Refereeing raspberries vs. blackberries

Asked August 23, 2015, 4:16 PM EDT

I planted a row of (coho) raspberries three years ago in our garden, and extended it last year with two thornless (ursinus) blackberry bushes, one of which over the summer has grown a vine twice as fat as the fattest ever of the raspberries and long enough to run across the four bushes of their row. Both of the blackberries seem to be continuing full speed, while the raspberries are taking it easy. Should I just allow to ensue what I guess could be a fight to the death? If so, should I stop cutting down the raspberry suckers that pop up in the blackberries's turf so they can fight with all their resources? And what else could or should I do with my fat ~20-30' blackberry vine besides letting it grow out of its support structure and across the four tripods that support the raspberries? There's nowhere I can let it go in the three other horizontal directions, and arranging for it to grow and ala Jack's beanstalk into the sky doesn't seem possible or likely to be rewarding. I'd be grateful for any advice or suggestions!

Multnomah County Oregon

3 Responses

Blackberries are very vigorous growers. Controlling even desirable ones can be difficult. The problem is that the primocanes, which will produce next year's crop can be very long - and impinge on your raspberry's territory. These primocanes can be trained on the trellis in late August, looping the canes several times around the trellis wires. That should get them out of the way of the raspberries. Pruning or tipping the primocanes during the growing season is not recommended. Floricanes (that produced this year's crop) can be removed, but they recommend leaving them up as long as possible, so the nutrients they produce can be moved back into the crown and roots. Growing Blackberries in Your Home Garden gives good information on growing blackberries.

For the raspberries, the floricanes (which produced this year's crop) can be removed now, in late summer. The primocanes (which will produce next year's crop) should not be pruned or tipped during the growing season (now) so the nutrients can flow back to the roots. Pruning should wait until January-March. Growing Raspberries in Your Home Garden gives good information on growing raspberries, including advice on fertilizing schedules, watering, pruning, etc.

Sorry to be slow when you were so prompt.
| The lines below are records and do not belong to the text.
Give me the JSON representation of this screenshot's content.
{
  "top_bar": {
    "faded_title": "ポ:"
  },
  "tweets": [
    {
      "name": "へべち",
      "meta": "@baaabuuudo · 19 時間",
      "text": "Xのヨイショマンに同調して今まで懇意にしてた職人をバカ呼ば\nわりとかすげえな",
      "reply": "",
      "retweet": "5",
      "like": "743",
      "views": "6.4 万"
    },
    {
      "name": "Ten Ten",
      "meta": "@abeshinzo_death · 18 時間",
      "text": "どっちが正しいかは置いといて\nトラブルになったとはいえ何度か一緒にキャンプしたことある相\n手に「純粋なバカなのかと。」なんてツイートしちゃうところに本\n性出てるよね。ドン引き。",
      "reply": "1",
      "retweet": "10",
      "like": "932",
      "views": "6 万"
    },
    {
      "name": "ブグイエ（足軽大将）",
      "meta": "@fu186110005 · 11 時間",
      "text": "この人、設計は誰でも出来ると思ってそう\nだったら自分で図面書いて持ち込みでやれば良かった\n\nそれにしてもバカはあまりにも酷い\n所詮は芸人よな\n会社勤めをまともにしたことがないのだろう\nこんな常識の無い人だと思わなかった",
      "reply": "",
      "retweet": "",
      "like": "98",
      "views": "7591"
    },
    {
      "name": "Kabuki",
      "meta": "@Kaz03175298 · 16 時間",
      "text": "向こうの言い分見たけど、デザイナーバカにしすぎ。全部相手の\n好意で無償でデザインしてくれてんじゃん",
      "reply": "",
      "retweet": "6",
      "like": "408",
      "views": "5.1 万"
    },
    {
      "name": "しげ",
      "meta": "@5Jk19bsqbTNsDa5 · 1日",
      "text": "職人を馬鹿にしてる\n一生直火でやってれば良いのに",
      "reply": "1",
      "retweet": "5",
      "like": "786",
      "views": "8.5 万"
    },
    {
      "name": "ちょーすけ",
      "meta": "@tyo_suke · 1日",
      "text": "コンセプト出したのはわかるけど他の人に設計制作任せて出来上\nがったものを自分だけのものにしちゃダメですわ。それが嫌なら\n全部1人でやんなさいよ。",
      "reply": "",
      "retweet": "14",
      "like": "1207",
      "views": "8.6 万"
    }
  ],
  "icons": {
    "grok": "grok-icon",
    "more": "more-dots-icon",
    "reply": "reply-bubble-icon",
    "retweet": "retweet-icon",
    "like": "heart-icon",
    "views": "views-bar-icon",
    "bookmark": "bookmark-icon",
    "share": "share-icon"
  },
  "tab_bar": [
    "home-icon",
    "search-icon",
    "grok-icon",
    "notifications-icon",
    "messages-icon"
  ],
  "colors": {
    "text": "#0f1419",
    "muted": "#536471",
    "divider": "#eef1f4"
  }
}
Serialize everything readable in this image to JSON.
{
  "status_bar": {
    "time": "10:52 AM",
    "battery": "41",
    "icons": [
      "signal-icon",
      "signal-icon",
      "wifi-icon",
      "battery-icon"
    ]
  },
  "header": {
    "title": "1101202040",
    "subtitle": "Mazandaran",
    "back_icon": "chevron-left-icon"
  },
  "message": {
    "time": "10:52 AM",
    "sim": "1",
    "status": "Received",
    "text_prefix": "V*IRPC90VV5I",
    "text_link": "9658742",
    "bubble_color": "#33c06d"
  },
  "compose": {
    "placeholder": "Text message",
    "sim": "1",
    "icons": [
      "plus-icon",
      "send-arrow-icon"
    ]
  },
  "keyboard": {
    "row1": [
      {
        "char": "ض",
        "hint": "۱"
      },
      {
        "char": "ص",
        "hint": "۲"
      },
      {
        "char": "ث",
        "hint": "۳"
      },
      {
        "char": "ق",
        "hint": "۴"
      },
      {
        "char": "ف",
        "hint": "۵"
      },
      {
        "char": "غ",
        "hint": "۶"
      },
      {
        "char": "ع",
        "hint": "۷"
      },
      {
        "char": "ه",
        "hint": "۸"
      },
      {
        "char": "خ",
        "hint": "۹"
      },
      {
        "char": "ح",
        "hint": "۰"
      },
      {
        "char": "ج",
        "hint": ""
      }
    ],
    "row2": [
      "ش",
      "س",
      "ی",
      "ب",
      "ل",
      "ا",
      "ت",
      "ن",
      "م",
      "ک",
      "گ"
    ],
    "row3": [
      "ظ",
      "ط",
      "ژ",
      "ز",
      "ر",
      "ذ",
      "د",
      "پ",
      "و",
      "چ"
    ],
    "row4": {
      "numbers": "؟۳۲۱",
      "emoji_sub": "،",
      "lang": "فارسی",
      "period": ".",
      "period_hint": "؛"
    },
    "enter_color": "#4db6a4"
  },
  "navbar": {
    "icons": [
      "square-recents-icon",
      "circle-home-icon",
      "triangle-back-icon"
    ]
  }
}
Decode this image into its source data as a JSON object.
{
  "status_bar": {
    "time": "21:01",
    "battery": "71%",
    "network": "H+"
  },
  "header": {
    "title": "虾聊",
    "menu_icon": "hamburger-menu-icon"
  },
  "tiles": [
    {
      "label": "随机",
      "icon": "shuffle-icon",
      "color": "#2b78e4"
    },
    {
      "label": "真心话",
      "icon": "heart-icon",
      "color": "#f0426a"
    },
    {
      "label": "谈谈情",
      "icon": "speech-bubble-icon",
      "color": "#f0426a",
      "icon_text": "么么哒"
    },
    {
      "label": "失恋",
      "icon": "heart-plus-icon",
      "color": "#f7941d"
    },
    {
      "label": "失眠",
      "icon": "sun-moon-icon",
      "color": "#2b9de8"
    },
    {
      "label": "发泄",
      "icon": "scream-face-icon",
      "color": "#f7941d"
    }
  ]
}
Thanks! That was helpful. You might be interested to know that, though I chose your more positive advice, an ostensibly berry-wise person at Portland Nursery told me I should give up and replant the blackberries elsewhere. I suppose he may have assumed I didn't have the infrastructure to really tie up the blackberry. It's iffy, with the tripods, but I'm hopeful. I've got a kind of beehive hairdo of blackberry vines now.

Glad I could help - Thanks!